What needs to be done: From the listing below, pull each line that includes "Synth".

Material to process:
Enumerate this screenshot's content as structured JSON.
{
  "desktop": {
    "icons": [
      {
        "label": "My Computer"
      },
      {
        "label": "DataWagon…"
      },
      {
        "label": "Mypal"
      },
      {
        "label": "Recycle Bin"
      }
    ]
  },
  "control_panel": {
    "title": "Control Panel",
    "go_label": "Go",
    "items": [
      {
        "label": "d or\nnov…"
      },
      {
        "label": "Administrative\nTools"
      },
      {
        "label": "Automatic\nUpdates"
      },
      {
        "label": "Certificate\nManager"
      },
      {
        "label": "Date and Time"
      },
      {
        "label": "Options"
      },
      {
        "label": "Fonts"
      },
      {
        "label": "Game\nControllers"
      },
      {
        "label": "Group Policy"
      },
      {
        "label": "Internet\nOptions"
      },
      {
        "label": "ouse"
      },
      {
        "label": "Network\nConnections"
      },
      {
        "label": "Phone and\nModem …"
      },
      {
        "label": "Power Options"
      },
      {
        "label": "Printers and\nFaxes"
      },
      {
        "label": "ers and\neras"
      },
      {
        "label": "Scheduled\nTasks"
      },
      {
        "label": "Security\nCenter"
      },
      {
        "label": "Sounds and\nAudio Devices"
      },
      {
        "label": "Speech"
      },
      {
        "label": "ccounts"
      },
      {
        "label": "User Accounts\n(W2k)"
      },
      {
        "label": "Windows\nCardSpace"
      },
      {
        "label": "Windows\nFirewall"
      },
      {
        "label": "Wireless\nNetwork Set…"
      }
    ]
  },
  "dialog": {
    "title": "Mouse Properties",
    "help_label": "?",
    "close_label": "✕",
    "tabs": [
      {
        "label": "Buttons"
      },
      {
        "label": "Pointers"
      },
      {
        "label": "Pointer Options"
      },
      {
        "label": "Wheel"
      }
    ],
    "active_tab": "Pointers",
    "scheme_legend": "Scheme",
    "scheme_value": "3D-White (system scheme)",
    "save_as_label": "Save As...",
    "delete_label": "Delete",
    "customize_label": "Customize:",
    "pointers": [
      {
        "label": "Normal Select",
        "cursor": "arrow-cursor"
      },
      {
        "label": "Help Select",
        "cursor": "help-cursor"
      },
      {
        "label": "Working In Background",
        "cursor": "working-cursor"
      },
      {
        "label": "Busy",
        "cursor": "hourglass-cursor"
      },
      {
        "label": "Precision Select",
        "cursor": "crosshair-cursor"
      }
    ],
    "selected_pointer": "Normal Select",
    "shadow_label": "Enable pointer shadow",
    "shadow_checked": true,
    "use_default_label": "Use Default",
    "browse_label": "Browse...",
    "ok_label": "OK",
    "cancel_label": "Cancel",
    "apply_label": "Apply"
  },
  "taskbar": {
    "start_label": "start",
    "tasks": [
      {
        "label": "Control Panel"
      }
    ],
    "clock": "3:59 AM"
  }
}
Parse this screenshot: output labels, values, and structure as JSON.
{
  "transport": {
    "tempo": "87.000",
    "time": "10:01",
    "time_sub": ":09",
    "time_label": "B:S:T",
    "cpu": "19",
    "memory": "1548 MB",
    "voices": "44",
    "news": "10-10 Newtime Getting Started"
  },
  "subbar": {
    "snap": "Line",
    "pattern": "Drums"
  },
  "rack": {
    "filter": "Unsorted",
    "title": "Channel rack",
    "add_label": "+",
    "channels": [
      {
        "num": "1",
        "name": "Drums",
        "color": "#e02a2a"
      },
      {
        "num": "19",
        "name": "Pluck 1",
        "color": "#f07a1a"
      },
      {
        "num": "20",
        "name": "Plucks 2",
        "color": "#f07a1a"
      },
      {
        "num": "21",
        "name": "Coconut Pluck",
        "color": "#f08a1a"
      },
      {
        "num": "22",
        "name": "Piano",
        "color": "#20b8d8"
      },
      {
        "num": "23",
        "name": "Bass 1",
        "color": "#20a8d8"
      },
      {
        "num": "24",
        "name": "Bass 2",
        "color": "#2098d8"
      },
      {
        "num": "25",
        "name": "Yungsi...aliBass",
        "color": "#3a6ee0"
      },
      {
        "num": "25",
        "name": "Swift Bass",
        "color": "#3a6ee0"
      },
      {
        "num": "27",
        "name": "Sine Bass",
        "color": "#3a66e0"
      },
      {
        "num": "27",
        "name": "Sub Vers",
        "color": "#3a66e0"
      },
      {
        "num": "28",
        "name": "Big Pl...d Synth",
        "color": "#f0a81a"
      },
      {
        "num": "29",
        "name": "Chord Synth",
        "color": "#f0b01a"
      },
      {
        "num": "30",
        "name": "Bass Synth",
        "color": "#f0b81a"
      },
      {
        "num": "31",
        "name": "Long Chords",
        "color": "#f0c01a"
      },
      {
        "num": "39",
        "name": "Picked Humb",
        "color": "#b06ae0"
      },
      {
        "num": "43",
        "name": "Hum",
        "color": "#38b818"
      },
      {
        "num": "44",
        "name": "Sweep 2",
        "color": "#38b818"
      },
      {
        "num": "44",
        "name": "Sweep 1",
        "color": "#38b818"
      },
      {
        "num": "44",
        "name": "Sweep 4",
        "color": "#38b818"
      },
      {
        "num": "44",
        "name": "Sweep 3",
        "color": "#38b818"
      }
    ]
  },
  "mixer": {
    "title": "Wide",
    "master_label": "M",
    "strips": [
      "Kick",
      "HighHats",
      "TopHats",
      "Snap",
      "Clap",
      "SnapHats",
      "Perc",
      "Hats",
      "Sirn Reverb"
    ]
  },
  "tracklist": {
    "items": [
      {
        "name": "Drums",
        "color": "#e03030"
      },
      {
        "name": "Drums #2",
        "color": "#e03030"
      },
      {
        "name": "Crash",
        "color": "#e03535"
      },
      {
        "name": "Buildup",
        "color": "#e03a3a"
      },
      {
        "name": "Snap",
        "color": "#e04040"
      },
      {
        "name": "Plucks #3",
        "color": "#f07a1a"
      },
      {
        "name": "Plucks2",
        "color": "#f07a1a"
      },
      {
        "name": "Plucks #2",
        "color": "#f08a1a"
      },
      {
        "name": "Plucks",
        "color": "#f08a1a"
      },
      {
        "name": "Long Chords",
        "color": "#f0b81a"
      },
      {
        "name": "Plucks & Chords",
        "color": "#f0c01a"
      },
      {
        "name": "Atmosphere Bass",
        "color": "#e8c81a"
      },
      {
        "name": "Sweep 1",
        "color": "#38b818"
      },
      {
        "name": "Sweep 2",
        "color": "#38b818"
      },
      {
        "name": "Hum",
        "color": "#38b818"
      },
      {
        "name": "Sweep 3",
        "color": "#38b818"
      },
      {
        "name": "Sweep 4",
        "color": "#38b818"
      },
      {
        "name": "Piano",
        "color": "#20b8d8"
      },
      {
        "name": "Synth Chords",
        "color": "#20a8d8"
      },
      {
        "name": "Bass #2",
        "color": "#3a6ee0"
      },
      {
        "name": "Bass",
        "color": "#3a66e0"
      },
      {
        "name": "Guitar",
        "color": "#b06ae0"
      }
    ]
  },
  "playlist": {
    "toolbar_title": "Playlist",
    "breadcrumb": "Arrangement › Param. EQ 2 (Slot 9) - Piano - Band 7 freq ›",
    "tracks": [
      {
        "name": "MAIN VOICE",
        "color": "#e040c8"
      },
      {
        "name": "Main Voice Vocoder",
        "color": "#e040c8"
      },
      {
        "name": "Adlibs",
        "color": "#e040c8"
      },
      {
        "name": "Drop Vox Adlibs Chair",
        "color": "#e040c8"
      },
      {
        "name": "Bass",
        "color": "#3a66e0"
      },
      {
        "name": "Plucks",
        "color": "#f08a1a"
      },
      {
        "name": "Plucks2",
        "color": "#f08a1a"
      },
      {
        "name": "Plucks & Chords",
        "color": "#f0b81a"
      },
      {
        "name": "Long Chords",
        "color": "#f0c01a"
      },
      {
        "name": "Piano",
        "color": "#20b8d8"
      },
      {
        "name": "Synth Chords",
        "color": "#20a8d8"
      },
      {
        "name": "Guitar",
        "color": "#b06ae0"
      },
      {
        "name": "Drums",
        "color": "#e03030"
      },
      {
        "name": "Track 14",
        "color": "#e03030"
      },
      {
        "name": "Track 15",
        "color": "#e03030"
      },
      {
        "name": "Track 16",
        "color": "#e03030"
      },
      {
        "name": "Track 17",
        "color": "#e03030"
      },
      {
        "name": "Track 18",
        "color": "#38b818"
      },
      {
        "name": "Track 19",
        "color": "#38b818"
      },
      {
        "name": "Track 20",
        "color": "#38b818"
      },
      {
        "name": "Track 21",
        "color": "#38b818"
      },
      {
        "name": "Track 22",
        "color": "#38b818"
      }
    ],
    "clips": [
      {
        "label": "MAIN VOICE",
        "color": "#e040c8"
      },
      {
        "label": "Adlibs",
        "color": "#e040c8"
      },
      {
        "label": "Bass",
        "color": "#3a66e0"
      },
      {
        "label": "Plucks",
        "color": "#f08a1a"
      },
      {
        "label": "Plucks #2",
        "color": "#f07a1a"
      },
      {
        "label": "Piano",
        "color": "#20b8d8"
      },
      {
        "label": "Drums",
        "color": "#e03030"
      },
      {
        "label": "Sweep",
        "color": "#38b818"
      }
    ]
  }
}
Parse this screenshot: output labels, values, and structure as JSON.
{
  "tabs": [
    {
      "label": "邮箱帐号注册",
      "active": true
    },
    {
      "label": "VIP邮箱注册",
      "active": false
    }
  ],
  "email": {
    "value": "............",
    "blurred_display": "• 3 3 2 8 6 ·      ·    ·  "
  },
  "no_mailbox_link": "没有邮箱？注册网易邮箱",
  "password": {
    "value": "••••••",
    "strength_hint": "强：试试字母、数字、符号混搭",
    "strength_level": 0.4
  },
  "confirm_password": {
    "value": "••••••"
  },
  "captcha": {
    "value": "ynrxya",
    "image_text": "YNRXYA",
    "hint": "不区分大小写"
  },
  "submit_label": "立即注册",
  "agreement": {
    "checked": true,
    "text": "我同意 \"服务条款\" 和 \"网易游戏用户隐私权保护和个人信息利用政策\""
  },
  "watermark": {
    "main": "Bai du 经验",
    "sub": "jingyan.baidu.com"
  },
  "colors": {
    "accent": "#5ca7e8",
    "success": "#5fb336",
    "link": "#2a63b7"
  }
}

Finished exercise:
        "name": "Big Pl...d Synth",
        "name": "Chord Synth",
        "name": "Bass Synth",
        "name": "Synth Chords",
        "name": "Synth Chords",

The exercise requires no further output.